DATA TO USE

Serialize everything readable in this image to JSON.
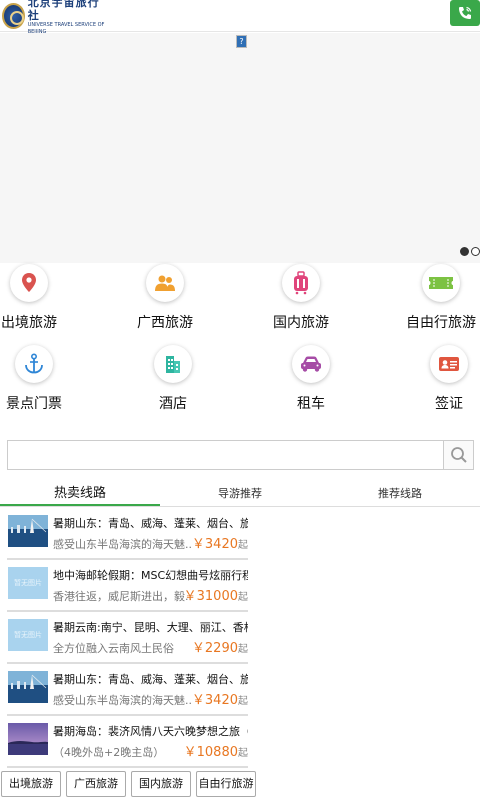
{
  "header": {
    "logo_cn": "北京宇宙旅行社",
    "logo_en": "UNIVERSE TRAVEL SERVICE OF BEIJING",
    "logo_icon": "globe-emblem",
    "phone_icon": "phone-icon",
    "accent_color": "#3aa84a"
  },
  "banner": {
    "broken_image_glyph": "?",
    "slide_count": 2,
    "active_slide": 1
  },
  "grid": [
    {
      "label": "出境旅游",
      "icon": "map-pin-icon",
      "color": "#d9534f"
    },
    {
      "label": "广西旅游",
      "icon": "people-icon",
      "color": "#f0a030"
    },
    {
      "label": "国内旅游",
      "icon": "suitcase-icon",
      "color": "#e0457b"
    },
    {
      "label": "自由行旅游",
      "icon": "ticket-icon",
      "color": "#7cc242"
    },
    {
      "label": "景点门票",
      "icon": "anchor-icon",
      "color": "#2f86d6"
    },
    {
      "label": "酒店",
      "icon": "building-icon",
      "color": "#2eb5a0"
    },
    {
      "label": "租车",
      "icon": "car-icon",
      "color": "#a64ca6"
    },
    {
      "label": "签证",
      "icon": "id-card-icon",
      "color": "#e0563f"
    }
  ],
  "search": {
    "placeholder": "",
    "value": "",
    "icon": "search-icon"
  },
  "tabs": [
    {
      "label": "热卖线路",
      "active": true
    },
    {
      "label": "导游推荐",
      "active": false
    },
    {
      "label": "推荐线路",
      "active": false
    }
  ],
  "routes": [
    {
      "title": "暑期山东：青岛、威海、蓬莱、烟台、旅顺...",
      "subtitle": "感受山东半岛海滨的海天魅...",
      "price": "￥3420",
      "unit": "起",
      "thumb": "photo"
    },
    {
      "title": "地中海邮轮假期：MSC幻想曲号炫丽行程-意...",
      "subtitle": "香港往返，威尼斯进出，毅...",
      "price": "￥31000",
      "unit": "起",
      "thumb": "placeholder",
      "thumb_text": "暂无图片"
    },
    {
      "title": "暑期云南:南宁、昆明、大理、丽江、香格里...",
      "subtitle": "全方位融入云南风土民俗",
      "price": "￥2290",
      "unit": "起",
      "thumb": "placeholder",
      "thumb_text": "暂无图片"
    },
    {
      "title": "暑期山东：青岛、威海、蓬莱、烟台、旅顺...",
      "subtitle": "感受山东半岛海滨的海天魅...",
      "price": "￥3420",
      "unit": "起",
      "thumb": "photo"
    },
    {
      "title": "暑期海岛：裴济风情八天六晚梦想之旅（外...",
      "subtitle": "（4晚外岛+2晚主岛）",
      "price": "￥10880",
      "unit": "起",
      "thumb": "photo-purple"
    }
  ],
  "bottom_buttons": [
    "出境旅游",
    "广西旅游",
    "国内旅游",
    "自由行旅游"
  ]
}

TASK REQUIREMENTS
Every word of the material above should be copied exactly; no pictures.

EXERCISE RESPONSE
Serialize everything readable in this image to JSON.
{
  "header": {
    "logo_cn": "北京宇宙旅行社",
    "logo_en": "UNIVERSE TRAVEL SERVICE OF BEIJING",
    "logo_icon": "globe-emblem",
    "phone_icon": "phone-icon",
    "accent_color": "#3aa84a"
  },
  "banner": {
    "broken_image_glyph": "?",
    "slide_count": 2,
    "active_slide": 1
  },
  "grid": [
    {
      "label": "出境旅游",
      "icon": "map-pin-icon",
      "color": "#d9534f"
    },
    {
      "label": "广西旅游",
      "icon": "people-icon",
      "color": "#f0a030"
    },
    {
      "label": "国内旅游",
      "icon": "suitcase-icon",
      "color": "#e0457b"
    },
    {
      "label": "自由行旅游",
      "icon": "ticket-icon",
      "color": "#7cc242"
    },
    {
      "label": "景点门票",
      "icon": "anchor-icon",
      "color": "#2f86d6"
    },
    {
      "label": "酒店",
      "icon": "building-icon",
      "color": "#2eb5a0"
    },
    {
      "label": "租车",
      "icon": "car-icon",
      "color": "#a64ca6"
    },
    {
      "label": "签证",
      "icon": "id-card-icon",
      "color": "#e0563f"
    }
  ],
  "search": {
    "placeholder": "",
    "value": "",
    "icon": "search-icon"
  },
  "tabs": [
    {
      "label": "热卖线路",
      "active": true
    },
    {
      "label": "导游推荐",
      "active": false
    },
    {
      "label": "推荐线路",
      "active": false
    }
  ],
  "routes": [
    {
      "title": "暑期山东：青岛、威海、蓬莱、烟台、旅顺...",
      "subtitle": "感受山东半岛海滨的海天魅...",
      "price": "￥3420",
      "unit": "起",
      "thumb": "photo"
    },
    {
      "title": "地中海邮轮假期：MSC幻想曲号炫丽行程-意...",
      "subtitle": "香港往返，威尼斯进出，毅...",
      "price": "￥31000",
      "unit": "起",
      "thumb": "placeholder",
      "thumb_text": "暂无图片"
    },
    {
      "title": "暑期云南:南宁、昆明、大理、丽江、香格里...",
      "subtitle": "全方位融入云南风土民俗",
      "price": "￥2290",
      "unit": "起",
      "thumb": "placeholder",
      "thumb_text": "暂无图片"
    },
    {
      "title": "暑期山东：青岛、威海、蓬莱、烟台、旅顺...",
      "subtitle": "感受山东半岛海滨的海天魅...",
      "price": "￥3420",
      "unit": "起",
      "thumb": "photo"
    },
    {
      "title": "暑期海岛：裴济风情八天六晚梦想之旅（外...",
      "subtitle": "（4晚外岛+2晚主岛）",
      "price": "￥10880",
      "unit": "起",
      "thumb": "photo-purple"
    }
  ],
  "bottom_buttons": [
    "出境旅游",
    "广西旅游",
    "国内旅游",
    "自由行旅游"
  ]
}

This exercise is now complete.